Man: I can't figure out what is wrong with my code. Dilbert: Try rubber ducking it. Man: What? Dilbert: Rubber ducking is when you solve your coding problem by explaining it to a toy rubber duck. When you explain a problem to someone else, it forces you to look at it from new angles. Man: I can't tell if that is a brilliant idea or a practical joke. Dilbert: Ask your boss. Man: Okay, is rubber ducking a brilliant idea or a practical joke. Boss: It's a brilliant idea. I get most of my management ideas by talking to an imaginary rhesus monkey. Dilbert: I think you muddied the waters there a little bit.
Dilbert: There's a rumor that you plan to replace all normal employees with cyborgs that have microchips in their brains. Boss: There is no truth to the rumor that I plan to replace defective employees with highly capable, enhanced humanoids. Dilbert: I can't tell if you're lying. Boss: That's actually the best argument for keeping you around.
Boss: I'm putting Randy on your project. He has a microchip embedded in his brain. So ignore whatever your inferior brain tells you to do and just listen to Randy. Dilbert: Doesn't that make me dispensable? Boss: We'll talk about Phase 2 later.

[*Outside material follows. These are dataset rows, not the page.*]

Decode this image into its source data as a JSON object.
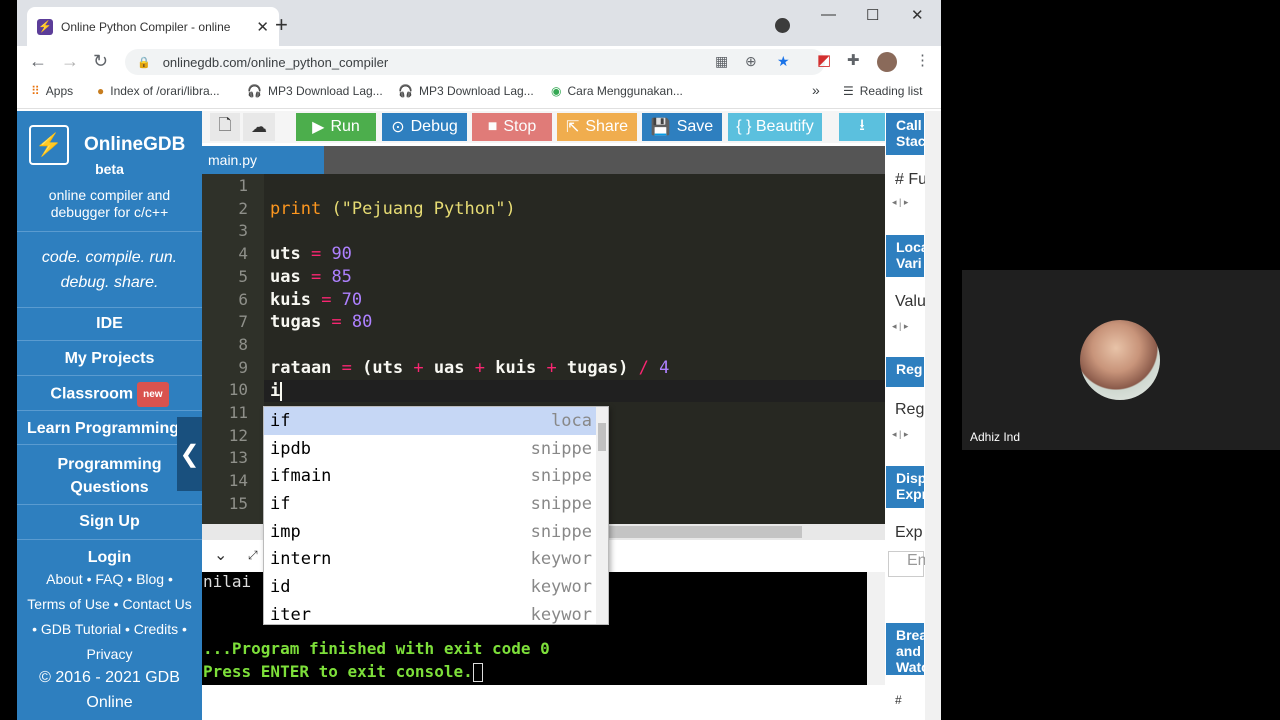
{
  "browser": {
    "tab_title": "Online Python Compiler - online",
    "tab_close": "✕",
    "new_tab": "+",
    "url": "onlinegdb.com/online_python_compiler",
    "window_controls": {
      "minimize": "—",
      "maximize": "☐",
      "close": "✕"
    },
    "bookmarks": [
      {
        "label": "Apps",
        "icon": "apps-grid-icon"
      },
      {
        "label": "Index of /orari/libra...",
        "icon": "bookmark-favicon-icon"
      },
      {
        "label": "MP3 Download Lag...",
        "icon": "headphones-icon"
      },
      {
        "label": "MP3 Download Lag...",
        "icon": "headphones-icon"
      },
      {
        "label": "Cara Menggunakan...",
        "icon": "bookmark-favicon-icon"
      }
    ],
    "bookmarks_overflow": "»",
    "reading_list": "Reading list"
  },
  "sidebar": {
    "logo_glyph": "⚡",
    "brand": "OnlineGDB",
    "beta": "beta",
    "tagline": "online compiler and debugger for c/c++",
    "motto_line1": "code. compile. run.",
    "motto_line2": "debug. share.",
    "nav": {
      "ide": "IDE",
      "my_projects": "My Projects",
      "classroom": "Classroom",
      "new_badge": "new",
      "learn": "Learn Programming",
      "questions_line1": "Programming",
      "questions_line2": "Questions",
      "signup": "Sign Up",
      "login": "Login"
    },
    "collapse_glyph": "❮",
    "footer": {
      "line1": "About • FAQ • Blog •",
      "line2": "Terms of Use • Contact Us",
      "line3": "• GDB Tutorial • Credits •",
      "line4": "Privacy",
      "copy1": "© 2016 - 2021 GDB",
      "copy2": "Online"
    }
  },
  "toolbar": {
    "run": "Run",
    "debug": "Debug",
    "stop": "Stop",
    "share": "Share",
    "save": "Save",
    "beautify": "{ } Beautify"
  },
  "editor": {
    "file_tab": "main.py",
    "line_numbers": [
      "1",
      "2",
      "3",
      "4",
      "5",
      "6",
      "7",
      "8",
      "9",
      "10",
      "11",
      "12",
      "13",
      "14",
      "15"
    ],
    "code": {
      "l2_fn": "print",
      "l2_str": "(\"Pejuang Python\")",
      "l4_var": "uts",
      "l4_val": "90",
      "l5_var": "uas",
      "l5_val": "85",
      "l6_var": "kuis",
      "l6_val": "70",
      "l7_var": "tugas",
      "l7_val": "80",
      "l9_var": "rataan",
      "l10": "i"
    }
  },
  "autocomplete": [
    {
      "word": "if",
      "type": "loca"
    },
    {
      "word": "ipdb",
      "type": "snippe"
    },
    {
      "word": "ifmain",
      "type": "snippe"
    },
    {
      "word": "if",
      "type": "snippe"
    },
    {
      "word": "imp",
      "type": "snippe"
    },
    {
      "word": "intern",
      "type": "keywor"
    },
    {
      "word": "id",
      "type": "keywor"
    },
    {
      "word": "iter",
      "type": "keywor"
    }
  ],
  "console": {
    "line1": "nilai",
    "line2": "...Program finished with exit code 0",
    "line3": "Press ENTER to exit console."
  },
  "right_panel": {
    "call_stack": "Call Stack",
    "functions": "# Fu",
    "local_vars": "Local Vari",
    "value": "Valu",
    "registers": "Reg",
    "reg_col": "Reg",
    "display_expr": "Disp Expr",
    "expr": "Exp",
    "expr_input": "En",
    "breakpoints": "Brea and Watc",
    "bp_col": "#"
  },
  "meeting": {
    "participant_name": "Adhiz Ind"
  },
  "colors": {
    "brand_blue": "#2e7fbf",
    "run_green": "#4cae4c",
    "stop_red": "#d9534f",
    "share_orange": "#f0ad4e",
    "console_green": "#7ddf3a"
  }
}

Boss: Randy is our first employee to have a computer chip embedded in his brain. Randy, please explain to these obsolete employees how awesome you are now. Randy: Wait... I'm updating my software. Alice: Should we kill him while he's vulnerable?
Boss: I invited a climate scientist to explain the risk of climate change to our company. Man: Human activity is warming the earth and will lead to a global catastrophe. Dilbert: How do scientists know that? Man: It's easy. We start with the basic science of physics and chemistry. Then we measure changes in temperature and CO2 over time. We put that data into dozens of different climate models and ignore the ones that look wrong to us. Then we take that output and run it through long-term economic models of the sort that have never been right. Dilbert: What if I don't trust the economic models? Man: Who hired the science denier?